Thursday, August 2, 2012

Changing the Economy with STEM

It's no secret that the United States has continued to come up short in science, technology, engineering and mathematics (STEM) - in the classroom and in the job market.  This is especially true for women and minorities.  Historically, the U.S. has led the world in technological and scientific advances, but with recent STEM education concerns on the rise, it appears that something must be done if the U.S. wants to maintain this reputation. Nonetheless, there is some good news here!  According to the U.S. Bureau of Labor Statistics, STEM fields are expected to add 2.7 million new jobs by 2018.  Even now, when just mentioning the economy makes people shudder, job opportunities abound for careers in STEM.

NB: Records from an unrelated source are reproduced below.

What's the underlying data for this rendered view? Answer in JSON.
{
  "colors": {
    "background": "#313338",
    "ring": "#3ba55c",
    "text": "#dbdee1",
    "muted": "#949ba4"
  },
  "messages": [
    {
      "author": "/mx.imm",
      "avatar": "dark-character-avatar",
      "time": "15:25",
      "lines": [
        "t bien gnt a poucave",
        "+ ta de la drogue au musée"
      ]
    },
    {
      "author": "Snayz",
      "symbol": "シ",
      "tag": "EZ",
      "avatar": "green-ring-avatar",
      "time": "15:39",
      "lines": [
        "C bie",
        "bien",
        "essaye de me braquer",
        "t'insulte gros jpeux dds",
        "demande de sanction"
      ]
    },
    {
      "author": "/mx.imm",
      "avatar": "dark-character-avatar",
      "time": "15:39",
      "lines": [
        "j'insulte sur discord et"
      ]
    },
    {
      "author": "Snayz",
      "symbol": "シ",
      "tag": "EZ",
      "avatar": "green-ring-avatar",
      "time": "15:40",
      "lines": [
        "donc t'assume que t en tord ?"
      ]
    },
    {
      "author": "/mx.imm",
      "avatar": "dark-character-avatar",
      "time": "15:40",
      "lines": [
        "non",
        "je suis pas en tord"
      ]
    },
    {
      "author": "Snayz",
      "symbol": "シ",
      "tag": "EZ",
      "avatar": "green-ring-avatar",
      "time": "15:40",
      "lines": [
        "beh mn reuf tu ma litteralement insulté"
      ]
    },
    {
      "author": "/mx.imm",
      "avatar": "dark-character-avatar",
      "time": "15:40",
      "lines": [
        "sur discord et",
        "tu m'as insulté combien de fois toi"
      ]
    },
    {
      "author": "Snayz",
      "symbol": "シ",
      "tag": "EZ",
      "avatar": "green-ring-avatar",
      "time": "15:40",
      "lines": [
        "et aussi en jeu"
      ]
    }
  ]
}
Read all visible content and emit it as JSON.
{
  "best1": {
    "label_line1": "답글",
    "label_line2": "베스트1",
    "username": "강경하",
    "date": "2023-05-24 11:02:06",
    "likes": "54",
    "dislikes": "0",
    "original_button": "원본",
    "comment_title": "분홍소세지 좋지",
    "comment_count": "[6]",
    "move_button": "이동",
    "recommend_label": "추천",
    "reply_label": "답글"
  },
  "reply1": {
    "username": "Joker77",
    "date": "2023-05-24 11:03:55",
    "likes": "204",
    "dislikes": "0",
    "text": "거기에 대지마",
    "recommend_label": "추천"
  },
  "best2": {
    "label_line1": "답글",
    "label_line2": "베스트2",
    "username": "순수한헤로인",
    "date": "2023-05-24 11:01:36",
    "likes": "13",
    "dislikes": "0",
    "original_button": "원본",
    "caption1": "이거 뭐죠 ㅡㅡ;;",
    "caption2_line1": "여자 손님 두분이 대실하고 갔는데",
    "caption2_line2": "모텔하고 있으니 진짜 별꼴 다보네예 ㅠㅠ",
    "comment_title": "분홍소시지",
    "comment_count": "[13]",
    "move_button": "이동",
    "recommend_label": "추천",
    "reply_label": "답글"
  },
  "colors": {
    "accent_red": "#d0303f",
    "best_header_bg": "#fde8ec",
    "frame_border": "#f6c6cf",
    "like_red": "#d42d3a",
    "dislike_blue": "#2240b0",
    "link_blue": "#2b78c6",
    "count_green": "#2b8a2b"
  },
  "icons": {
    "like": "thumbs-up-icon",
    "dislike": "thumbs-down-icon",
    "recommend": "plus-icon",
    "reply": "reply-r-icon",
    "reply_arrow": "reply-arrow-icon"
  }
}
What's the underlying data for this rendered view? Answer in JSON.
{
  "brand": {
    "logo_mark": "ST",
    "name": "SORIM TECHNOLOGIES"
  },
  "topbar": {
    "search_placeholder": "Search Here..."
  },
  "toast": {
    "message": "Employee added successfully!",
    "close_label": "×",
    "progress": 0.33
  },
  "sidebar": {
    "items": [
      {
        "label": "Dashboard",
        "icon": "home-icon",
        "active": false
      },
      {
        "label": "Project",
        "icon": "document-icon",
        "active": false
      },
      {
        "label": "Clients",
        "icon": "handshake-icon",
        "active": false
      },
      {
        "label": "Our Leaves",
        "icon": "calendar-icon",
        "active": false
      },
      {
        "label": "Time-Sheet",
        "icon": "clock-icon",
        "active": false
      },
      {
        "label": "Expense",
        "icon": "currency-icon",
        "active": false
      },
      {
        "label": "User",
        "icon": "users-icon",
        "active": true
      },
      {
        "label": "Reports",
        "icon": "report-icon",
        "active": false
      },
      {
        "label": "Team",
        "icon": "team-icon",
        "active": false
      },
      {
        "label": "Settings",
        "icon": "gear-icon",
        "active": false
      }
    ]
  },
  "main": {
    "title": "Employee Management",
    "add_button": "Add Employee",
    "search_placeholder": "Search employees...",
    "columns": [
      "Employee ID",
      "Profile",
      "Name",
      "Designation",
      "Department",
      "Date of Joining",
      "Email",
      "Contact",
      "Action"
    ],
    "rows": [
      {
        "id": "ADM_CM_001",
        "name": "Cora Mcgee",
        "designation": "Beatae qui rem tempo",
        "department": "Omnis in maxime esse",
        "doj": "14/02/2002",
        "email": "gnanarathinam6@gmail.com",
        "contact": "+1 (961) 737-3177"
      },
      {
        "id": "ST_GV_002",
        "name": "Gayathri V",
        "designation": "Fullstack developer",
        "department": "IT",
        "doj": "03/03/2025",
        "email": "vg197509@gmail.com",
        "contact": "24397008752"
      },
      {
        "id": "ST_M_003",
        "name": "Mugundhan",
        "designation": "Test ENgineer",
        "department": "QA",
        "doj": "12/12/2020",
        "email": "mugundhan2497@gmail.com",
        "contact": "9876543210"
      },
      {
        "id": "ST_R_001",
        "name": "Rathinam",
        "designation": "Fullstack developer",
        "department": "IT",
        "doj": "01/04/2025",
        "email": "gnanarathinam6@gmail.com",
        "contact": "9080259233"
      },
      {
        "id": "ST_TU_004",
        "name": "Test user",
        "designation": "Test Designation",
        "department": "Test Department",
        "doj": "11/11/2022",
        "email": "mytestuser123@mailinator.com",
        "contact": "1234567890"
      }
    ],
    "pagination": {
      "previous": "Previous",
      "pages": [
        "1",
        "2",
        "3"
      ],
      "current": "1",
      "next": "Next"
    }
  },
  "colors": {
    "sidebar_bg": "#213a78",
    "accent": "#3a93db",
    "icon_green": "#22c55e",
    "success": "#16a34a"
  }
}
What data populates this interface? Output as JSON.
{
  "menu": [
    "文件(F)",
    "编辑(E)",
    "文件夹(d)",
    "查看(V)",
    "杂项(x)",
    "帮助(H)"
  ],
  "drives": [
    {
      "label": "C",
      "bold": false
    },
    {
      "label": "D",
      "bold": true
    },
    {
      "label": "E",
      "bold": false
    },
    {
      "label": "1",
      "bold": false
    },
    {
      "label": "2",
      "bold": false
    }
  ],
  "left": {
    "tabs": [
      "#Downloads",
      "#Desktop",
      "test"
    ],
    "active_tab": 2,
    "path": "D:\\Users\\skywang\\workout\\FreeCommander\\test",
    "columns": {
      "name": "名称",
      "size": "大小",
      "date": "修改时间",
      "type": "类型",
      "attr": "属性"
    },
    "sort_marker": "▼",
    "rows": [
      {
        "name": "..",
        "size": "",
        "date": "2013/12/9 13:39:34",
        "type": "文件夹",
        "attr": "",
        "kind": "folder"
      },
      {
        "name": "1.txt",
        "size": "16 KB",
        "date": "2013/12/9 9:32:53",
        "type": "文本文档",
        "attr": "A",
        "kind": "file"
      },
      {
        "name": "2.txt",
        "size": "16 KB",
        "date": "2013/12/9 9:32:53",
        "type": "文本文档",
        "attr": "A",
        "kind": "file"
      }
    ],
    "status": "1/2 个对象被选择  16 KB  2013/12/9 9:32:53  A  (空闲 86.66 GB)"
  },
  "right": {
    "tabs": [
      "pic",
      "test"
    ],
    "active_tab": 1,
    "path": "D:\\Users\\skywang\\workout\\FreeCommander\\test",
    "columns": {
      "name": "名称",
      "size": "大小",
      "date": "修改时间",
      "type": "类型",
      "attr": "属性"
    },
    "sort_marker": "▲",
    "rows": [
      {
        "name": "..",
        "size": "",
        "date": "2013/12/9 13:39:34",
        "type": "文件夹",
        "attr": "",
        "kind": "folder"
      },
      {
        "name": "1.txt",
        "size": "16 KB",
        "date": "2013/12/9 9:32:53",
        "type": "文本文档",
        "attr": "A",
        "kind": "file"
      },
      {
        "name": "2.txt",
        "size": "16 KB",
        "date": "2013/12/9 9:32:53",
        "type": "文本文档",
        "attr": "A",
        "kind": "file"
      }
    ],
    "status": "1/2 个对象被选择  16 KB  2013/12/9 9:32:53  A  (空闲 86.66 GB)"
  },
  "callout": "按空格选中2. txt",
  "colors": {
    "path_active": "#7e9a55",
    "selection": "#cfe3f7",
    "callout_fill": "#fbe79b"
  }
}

So what about the young people and future generations here?  Since publishing the congressionally mandated report, "Rising above the Gathering Storm" in 2005, the government has made improving STEM education in U.S. schools a huge priority.  One can only hope that taking on the STEM challenge will lead to a brighter future for all. To read more about meeting the STEM challenge, read Warren E. Leary's analysis.